Soon after local communities did their best in going against the Belo Monte project, as we already reported, it is now time for specialists to step in and also make mincemeat of the plan to build about 30 dams in the Amazon basin.
Whereas indigenous people were worried about their villages being flooded and about their no longer being able to carry on with their fishing activities, conservationists argue that, rather than generating green energy, dams on the Amazon would lead to methane being released into the atmosphere.
Thus, during the annual meeting of the Association for Tropical Biology and Conservation in Brazil, Professor Philip Fearnside, who specializes in environmental dynamics, argued that Amazonian dams could cause more damage to the environment than fossil fuels presently do.
reports, dams are responsible for releasing methane into the atmosphere, a chemical compound produced by decaying organic matter.

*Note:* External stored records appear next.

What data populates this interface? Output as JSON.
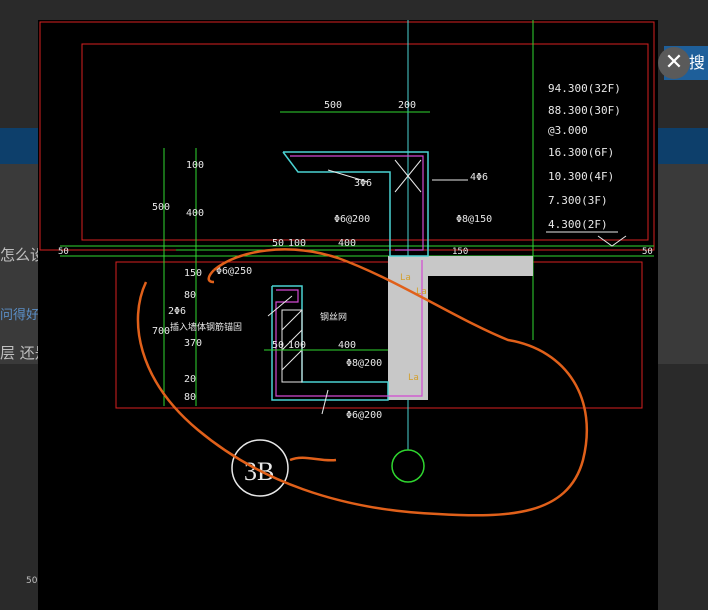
{
  "background": {
    "search_icon": "search-icon",
    "search_text": "搜",
    "text_line1": "怎么设",
    "text_line2": "问得好",
    "text_line3": "层 还是",
    "corner_label": "50"
  },
  "viewer": {
    "close_icon": "close-icon",
    "close_glyph": "✕",
    "elevations": [
      "94.300(32F)",
      "88.300(30F)",
      "@3.000",
      "16.300(6F)",
      "10.300(4F)",
      "7.300(3F)",
      "4.300(2F)"
    ],
    "dims": {
      "top_500": "500",
      "top_200": "200",
      "left_100": "100",
      "left_400": "400",
      "left_500": "500",
      "left_150": "150",
      "left_80a": "80",
      "left_700": "700",
      "left_370": "370",
      "left_20": "20",
      "left_80b": "80",
      "mid_50a": "50",
      "mid_100a": "100",
      "mid_400a": "400",
      "mid_50b": "50",
      "mid_100b": "100",
      "mid_400b": "400",
      "edge_50l": "50",
      "edge_50r": "50",
      "edge_150": "150"
    },
    "rebar": {
      "r_3d6": "3Φ6",
      "r_4d6": "4Φ6",
      "r_d6_200a": "Φ6@200",
      "r_d8_150": "Φ8@150",
      "r_d6_250": "Φ6@250",
      "r_2d6": "2Φ6",
      "r_note": "插入墙体钢筋锚固",
      "r_mesh": "钢丝网",
      "r_d8_200": "Φ8@200",
      "r_d6_200b": "Φ6@200",
      "la1": "La",
      "la2": "La",
      "la3": "La"
    },
    "detail_mark": "3B"
  },
  "colors": {
    "cad_green": "#2fd62f",
    "cad_yellow": "#e8e84a",
    "cad_magenta": "#d24ad2",
    "cad_red": "#d62020",
    "cad_cyan": "#4ad2d2",
    "cad_white": "#e8e8e8",
    "annotation_orange": "#e0601a",
    "concrete_gray": "#c8c8c8"
  }
}
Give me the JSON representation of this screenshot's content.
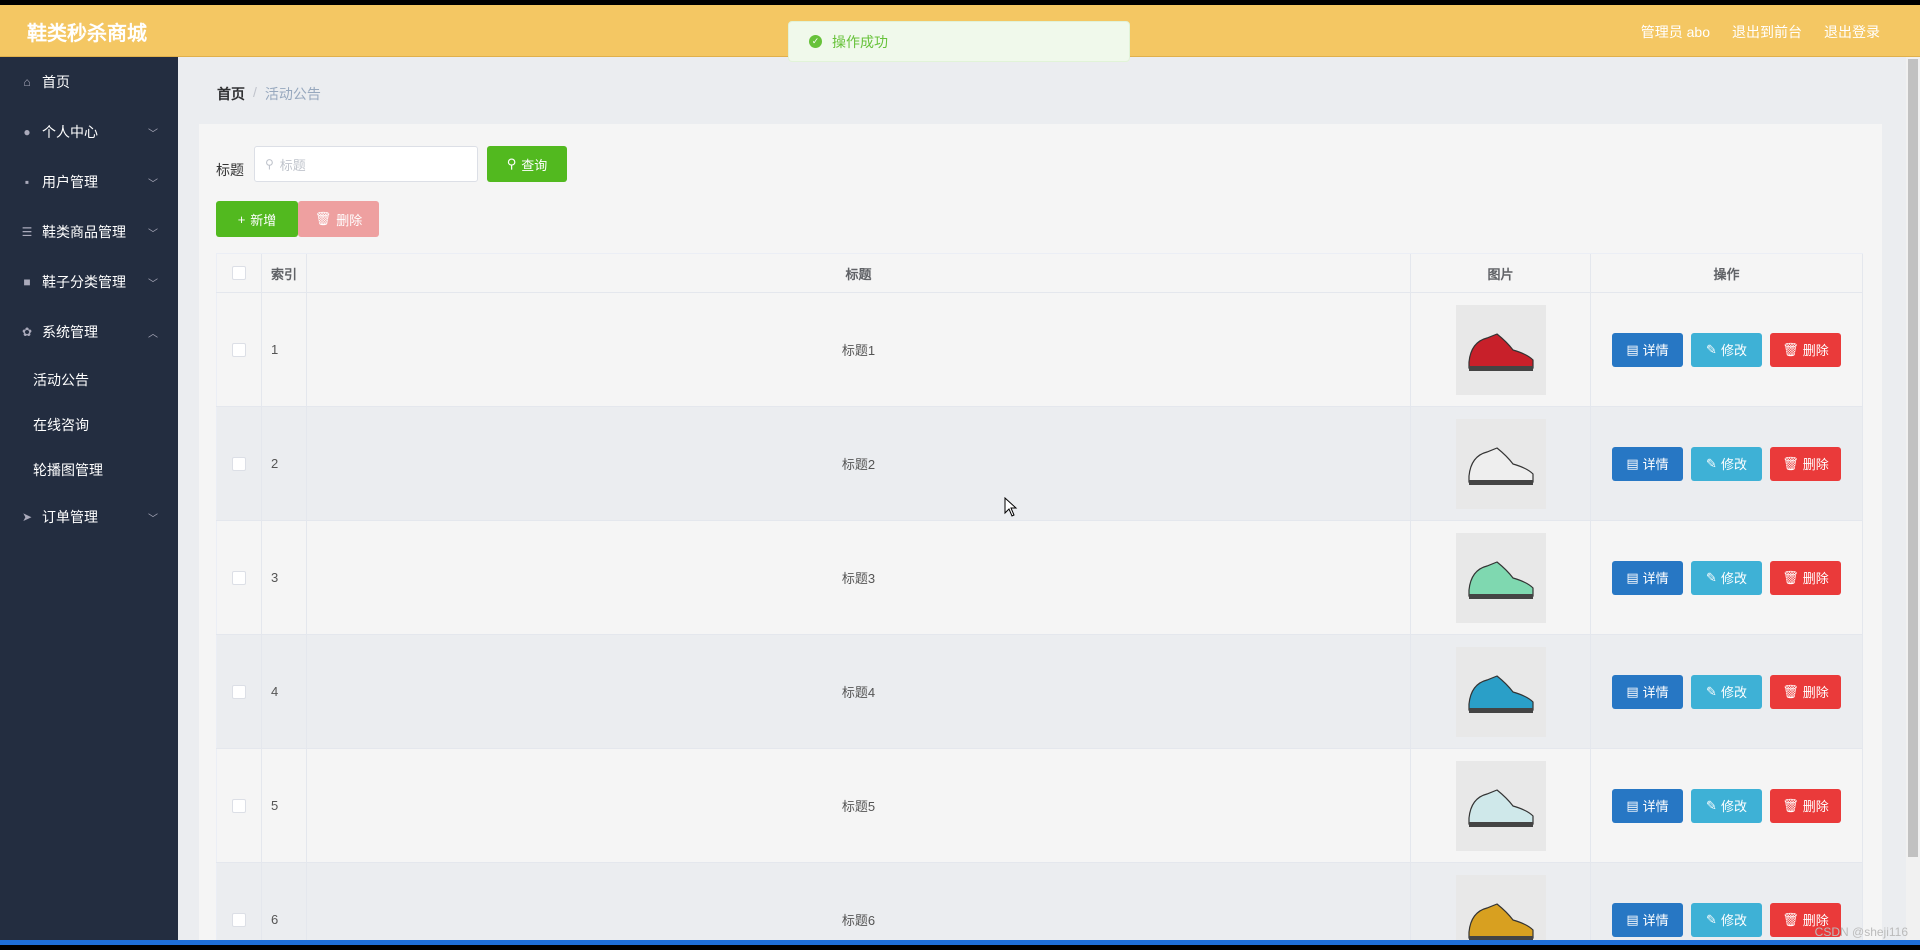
{
  "header": {
    "brand": "鞋类秒杀商城",
    "user": "管理员 abo",
    "back_front": "退出到前台",
    "logout": "退出登录"
  },
  "toast": {
    "message": "操作成功"
  },
  "sidebar": {
    "items": [
      {
        "label": "首页",
        "icon": "home-icon"
      },
      {
        "label": "个人中心",
        "icon": "user-icon"
      },
      {
        "label": "用户管理",
        "icon": "users-icon"
      },
      {
        "label": "鞋类商品管理",
        "icon": "list-icon"
      },
      {
        "label": "鞋子分类管理",
        "icon": "briefcase-icon"
      },
      {
        "label": "系统管理",
        "icon": "gear-icon"
      },
      {
        "label": "订单管理",
        "icon": "send-icon"
      }
    ],
    "sub_items": [
      {
        "label": "活动公告"
      },
      {
        "label": "在线咨询"
      },
      {
        "label": "轮播图管理"
      }
    ]
  },
  "breadcrumb": {
    "home": "首页",
    "separator": "/",
    "current": "活动公告"
  },
  "search": {
    "label": "标题",
    "placeholder": "标题",
    "query_button": "查询"
  },
  "actions": {
    "add": "新增",
    "delete": "删除"
  },
  "table": {
    "headers": {
      "index": "索引",
      "title": "标题",
      "image": "图片",
      "ops": "操作"
    },
    "op_labels": {
      "detail": "详情",
      "edit": "修改",
      "delete": "删除"
    },
    "rows": [
      {
        "index": "1",
        "title": "标题1",
        "shoe_color": "#c8202a"
      },
      {
        "index": "2",
        "title": "标题2",
        "shoe_color": "#eeeeee"
      },
      {
        "index": "3",
        "title": "标题3",
        "shoe_color": "#7fd8b0"
      },
      {
        "index": "4",
        "title": "标题4",
        "shoe_color": "#2a9fc8"
      },
      {
        "index": "5",
        "title": "标题5",
        "shoe_color": "#cfe8ea"
      },
      {
        "index": "6",
        "title": "标题6",
        "shoe_color": "#d8a020"
      }
    ]
  },
  "watermark": "CSDN @sheji116"
}
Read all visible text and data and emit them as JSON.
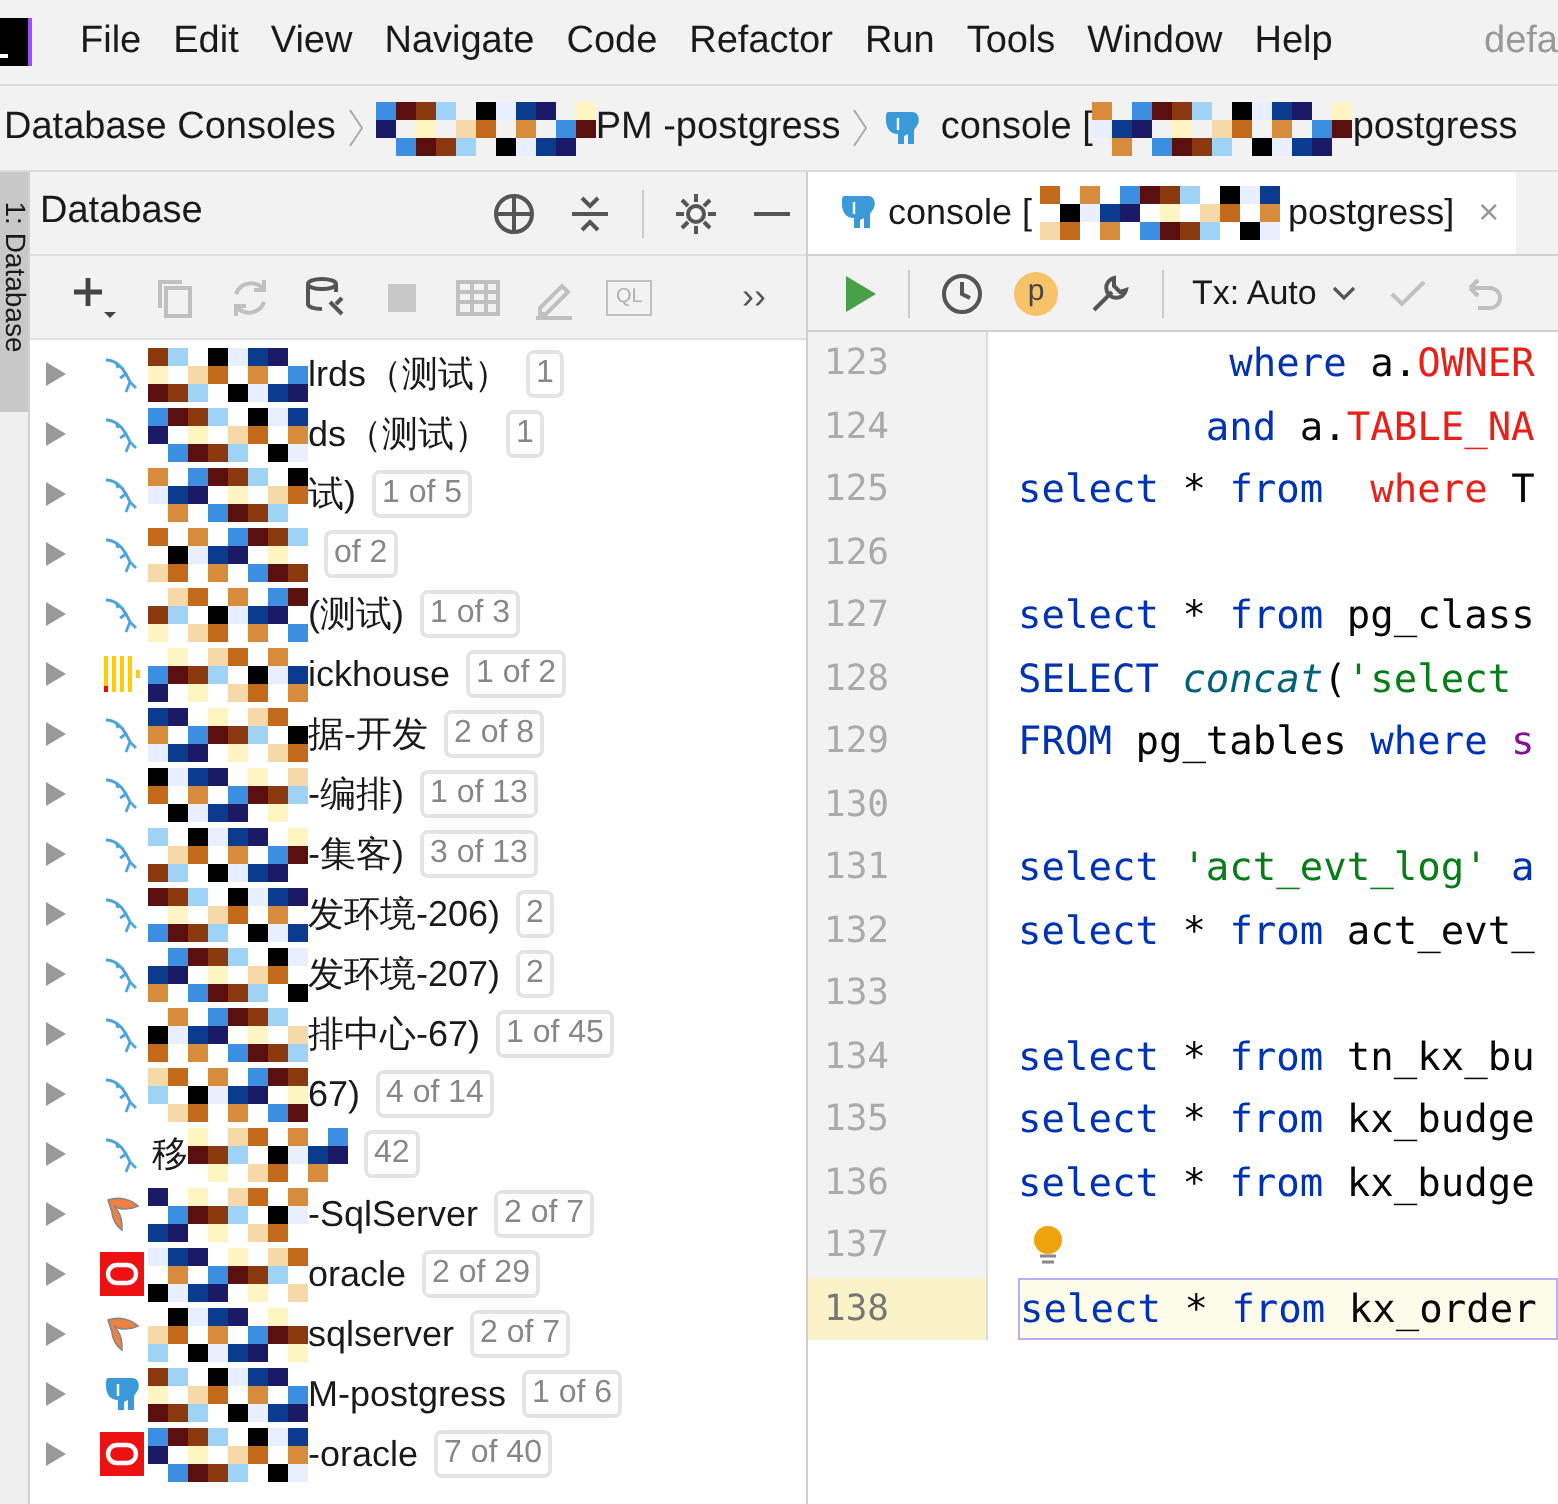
{
  "menu": {
    "items": [
      "File",
      "Edit",
      "View",
      "Navigate",
      "Code",
      "Refactor",
      "Run",
      "Tools",
      "Window",
      "Help"
    ],
    "window_title": "defa"
  },
  "breadcrumb": [
    {
      "kind": "text",
      "text": "Database Consoles"
    },
    {
      "kind": "masked",
      "text": "PM -postgress"
    },
    {
      "kind": "console",
      "text": "console [",
      "tail": "postgress"
    }
  ],
  "side_stripe": {
    "label": "1: Database",
    "selected": true
  },
  "database_panel": {
    "title": "Database",
    "toolbar": [
      {
        "kind": "add",
        "disabled": false
      },
      {
        "kind": "copy",
        "disabled": true
      },
      {
        "kind": "refresh",
        "disabled": true
      },
      {
        "kind": "db-tools",
        "disabled": false
      },
      {
        "kind": "stop",
        "disabled": true
      },
      {
        "kind": "table",
        "disabled": true
      },
      {
        "kind": "edit",
        "disabled": true
      },
      {
        "kind": "ql",
        "disabled": true,
        "text": "QL"
      },
      {
        "kind": "more",
        "disabled": false,
        "text": "››"
      }
    ],
    "tree": [
      {
        "kind": "mysql",
        "text": "lrds（测试）",
        "badge": "1"
      },
      {
        "kind": "mysql",
        "text": "ds（测试）",
        "badge": "1"
      },
      {
        "kind": "mysql",
        "text": "试)",
        "badge": "1 of 5"
      },
      {
        "kind": "mysql",
        "badge": "of 2"
      },
      {
        "kind": "mysql",
        "text": "(测试)",
        "badge": "1 of 3"
      },
      {
        "kind": "clickhouse",
        "text": "ickhouse",
        "badge": "1 of 2"
      },
      {
        "kind": "mysql",
        "text": "据-开发",
        "badge": "2 of 8"
      },
      {
        "kind": "mysql",
        "text": "-编排)",
        "badge": "1 of 13"
      },
      {
        "kind": "mysql",
        "text": "-集客)",
        "badge": "3 of 13"
      },
      {
        "kind": "mysql",
        "text": "发环境-206)",
        "badge": "2"
      },
      {
        "kind": "mysql",
        "text": "发环境-207)",
        "badge": "2"
      },
      {
        "kind": "mysql",
        "text": "排中心-67)",
        "badge": "1 of 45"
      },
      {
        "kind": "mysql",
        "text": "67)",
        "badge": "4 of 14"
      },
      {
        "kind": "mysql",
        "prefix": "移",
        "badge": "42"
      },
      {
        "kind": "sqlserver",
        "text": "-SqlServer",
        "badge": "2 of 7"
      },
      {
        "kind": "oracle",
        "text": "oracle",
        "badge": "2 of 29"
      },
      {
        "kind": "sqlserver",
        "text": "sqlserver",
        "badge": "2 of 7"
      },
      {
        "kind": "postgres",
        "text": "M-postgress",
        "badge": "1 of 6"
      },
      {
        "kind": "oracle",
        "text": "-oracle",
        "badge": "7 of 40"
      }
    ]
  },
  "editor": {
    "tab": {
      "text": "console [",
      "tail": "postgress]",
      "close": "×",
      "selected": true
    },
    "toolbar": {
      "profile": "p",
      "tx": "Tx: Auto"
    },
    "lines": [
      {
        "number": "123",
        "kind": "plain",
        "current": false,
        "tokens": [
          {
            "kind": "kw",
            "text": "         where"
          },
          {
            "kind": "plain",
            "text": " a."
          },
          {
            "kind": "red",
            "text": "OWNER"
          }
        ]
      },
      {
        "number": "124",
        "kind": "fold_end",
        "current": false,
        "tokens": [
          {
            "kind": "kw",
            "text": "        and"
          },
          {
            "kind": "plain",
            "text": " a."
          },
          {
            "kind": "red",
            "text": "TABLE_NA"
          }
        ]
      },
      {
        "number": "125",
        "kind": "plain",
        "current": false,
        "tokens": [
          {
            "kind": "kw",
            "text": "select"
          },
          {
            "kind": "plain",
            "text": " * "
          },
          {
            "kind": "kw",
            "text": "from"
          },
          {
            "kind": "red",
            "text": "  where"
          },
          {
            "kind": "plain",
            "text": " T"
          }
        ]
      },
      {
        "number": "126",
        "kind": "plain",
        "current": false
      },
      {
        "number": "127",
        "kind": "plain",
        "current": false,
        "tokens": [
          {
            "kind": "kw",
            "text": "select"
          },
          {
            "kind": "plain",
            "text": " * "
          },
          {
            "kind": "kw",
            "text": "from"
          },
          {
            "kind": "plain",
            "text": " pg_class"
          }
        ]
      },
      {
        "number": "128",
        "kind": "fold_start",
        "current": false,
        "tokens": [
          {
            "kind": "kw",
            "text": "SELECT "
          },
          {
            "kind": "func",
            "text": "concat"
          },
          {
            "kind": "plain",
            "text": "("
          },
          {
            "kind": "string",
            "text": "'select"
          }
        ]
      },
      {
        "number": "129",
        "kind": "fold_end",
        "current": false,
        "tokens": [
          {
            "kind": "kw",
            "text": "FROM"
          },
          {
            "kind": "plain",
            "text": " pg_tables "
          },
          {
            "kind": "kw",
            "text": "where"
          },
          {
            "kind": "purple",
            "text": " s"
          }
        ]
      },
      {
        "number": "130",
        "kind": "plain",
        "current": false
      },
      {
        "number": "131",
        "kind": "plain",
        "current": false,
        "tokens": [
          {
            "kind": "kw",
            "text": "select "
          },
          {
            "kind": "string",
            "text": "'act_evt_log'"
          },
          {
            "kind": "kw",
            "text": " a"
          }
        ]
      },
      {
        "number": "132",
        "kind": "plain",
        "current": false,
        "tokens": [
          {
            "kind": "kw",
            "text": "select"
          },
          {
            "kind": "plain",
            "text": " * "
          },
          {
            "kind": "kw",
            "text": "from"
          },
          {
            "kind": "plain",
            "text": " act_evt_"
          }
        ]
      },
      {
        "number": "133",
        "kind": "plain",
        "current": false
      },
      {
        "number": "134",
        "kind": "plain",
        "current": false,
        "tokens": [
          {
            "kind": "kw",
            "text": "select"
          },
          {
            "kind": "plain",
            "text": " * "
          },
          {
            "kind": "kw",
            "text": "from"
          },
          {
            "kind": "plain",
            "text": " tn_kx_bu"
          }
        ]
      },
      {
        "number": "135",
        "kind": "plain",
        "current": false,
        "tokens": [
          {
            "kind": "kw",
            "text": "select"
          },
          {
            "kind": "plain",
            "text": " * "
          },
          {
            "kind": "kw",
            "text": "from"
          },
          {
            "kind": "plain",
            "text": " kx_budge"
          }
        ]
      },
      {
        "number": "136",
        "kind": "plain",
        "current": false,
        "tokens": [
          {
            "kind": "kw",
            "text": "select"
          },
          {
            "kind": "plain",
            "text": " * "
          },
          {
            "kind": "kw",
            "text": "from"
          },
          {
            "kind": "plain",
            "text": " kx_budge"
          }
        ]
      },
      {
        "number": "137",
        "kind": "bulb",
        "current": false
      },
      {
        "number": "138",
        "kind": "plain",
        "current": true,
        "tokens": [
          {
            "kind": "kw",
            "text": "select"
          },
          {
            "kind": "plain",
            "text": " * "
          },
          {
            "kind": "kw",
            "text": "from"
          },
          {
            "kind": "plain",
            "text": " kx_order"
          }
        ]
      }
    ]
  }
}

Since dams cause floods and therefore end up having dying vegetation at the bottom of their reservoirs, it is quite understandable why, once the turbines are also set in motion, methane-dense water gets “sprayed” into the air.
The same source informs us that, as opposed to carbon dioxide, methane causes global warming at much faster rates, so all the more reasons to avoid its building up in our atmosphere.
Apparently, professor Philip Fearnside told the press that “The environmental and social impact of proposed dam projects need to be evaluated in an unbiased and transparent way with full input from the scientific community and other parts of civil society.”
He also added that “Licensing procedures need to be strengthened rather than weakened and abbreviated, as is the current trend.”
In the light of these new pieces on information, perhaps the authorities who have a say in this matter will decide not to allow the Belo Monte project to unfold as planned, both for the sake of local communities in the region, and for the wellbeing of our natural world.